Dune: Part Two

Close-up of Paul

Let’s get straight to the verdict. Dune: Part Two is visually spectacular but dramatically inert, the good stuff attributable to its remarkable director Denis Villeneuve, the bad stuff down to the writer of the original novel/doorstop, Frank Herbert. This is not going to be how everyone sees it, of course, what sort of a world would that be? But if you’re one of the people who picked up Herbert’s original Dune at some point only eventually to put/fling it down again after tiring of the relentless one-thing-after-anotherness of it (see also Tolkien) the movie won’t offer much that the book didn’t, its retina-cleansing visuals to one side. It picks up right where Part … Read more


Noodle and Wonka out walking

Wonka the origin story, with Timothée Chalamet the chocolatier of every child’s fantasy, in a movie aimed straight at those with a sweet tooth and a love of whimsy. Lacking edge, stakes, call them what you will, it’s one for lovers of the soft centre. So, right, yes, story – Wonka arrives in somewhereland (England?) in ye olden times on a boat, with a pocketful of sovereigns and A Hatful of Dreams (first of the Neil Hannon songs), loses all his money to various urchins and mountebanks, and winds up in the clutches of a Mrs Scrubitt (Olivia Colman) and right-hand man Bleacher (Tom Davis), trapped by a contract he too readily signs, … Read more

The French Dispatch

Bill Murray as the editor of the Dispatch

A middle finger to the haters, The French Dispatch finds an unrepentant Wes Anderson doubling down on the whimsy and pastiche of films like The Grand Budapest Hotel or The Life Aquatic with Steve Zissou. There’s more. An artist’s statement, done early on in Owen Wilson’s laconic voiceover, vouchsafes that “All grand beauties withhold their deepest secrets.” Secrets? Deepest? Anderson is all surface, surely? Anyhow, on to the Dispatch, which is an American magazine/supplement of New Yorker stripe run in the old way – a liberal institution headed by a steely eccentric (played by Bill Murray), never short of money and with enough space to contain at least one writer who doesn’t write, … Read more

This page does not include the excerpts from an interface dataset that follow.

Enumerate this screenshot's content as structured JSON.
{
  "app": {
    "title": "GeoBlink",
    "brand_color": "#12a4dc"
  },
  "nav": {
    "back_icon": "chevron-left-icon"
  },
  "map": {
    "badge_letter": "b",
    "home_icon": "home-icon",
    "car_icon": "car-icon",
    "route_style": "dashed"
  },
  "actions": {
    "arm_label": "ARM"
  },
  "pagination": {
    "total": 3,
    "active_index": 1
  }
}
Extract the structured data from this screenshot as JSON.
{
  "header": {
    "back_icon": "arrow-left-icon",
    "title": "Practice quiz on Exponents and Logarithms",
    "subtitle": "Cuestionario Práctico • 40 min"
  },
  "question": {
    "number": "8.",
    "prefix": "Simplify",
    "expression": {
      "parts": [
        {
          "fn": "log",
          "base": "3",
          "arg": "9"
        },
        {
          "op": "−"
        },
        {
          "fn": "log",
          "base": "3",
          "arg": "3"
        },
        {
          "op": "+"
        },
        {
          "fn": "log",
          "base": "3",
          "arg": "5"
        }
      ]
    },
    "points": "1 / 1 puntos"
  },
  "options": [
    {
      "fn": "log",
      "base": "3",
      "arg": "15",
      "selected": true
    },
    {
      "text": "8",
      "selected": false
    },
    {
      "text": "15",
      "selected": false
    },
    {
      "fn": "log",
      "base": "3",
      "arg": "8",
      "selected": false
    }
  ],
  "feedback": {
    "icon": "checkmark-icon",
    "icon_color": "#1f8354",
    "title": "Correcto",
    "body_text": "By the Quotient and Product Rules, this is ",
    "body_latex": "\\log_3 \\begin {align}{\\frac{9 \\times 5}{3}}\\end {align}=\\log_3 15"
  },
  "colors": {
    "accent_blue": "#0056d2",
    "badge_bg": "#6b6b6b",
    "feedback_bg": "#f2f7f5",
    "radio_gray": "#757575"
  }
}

Paul Atreides with his mother, Lady Jessica

“Dreams are messages from the deep,” it says right up at the front of Denis Villeneuve’s 2021 adaptation of Dune, possibly a nod to David Lynch, whose hazy 1984 version crashed and burned in spectacular, almost sci-fi fashion. Other nods – the design of the stillsuits and the sandworms for instance – also hark back to Lynch, a magnanimous gesture on the part of Villeneuve who, after Arrival and Bladerunner 2049, has nothing to prove in the realm of sci-fi. Lynch was being pulled in two directions when he was making his version of Frank Herbert’s novel. He wanted to make a David Lynch film, all dreamy and out there. But there was … Read more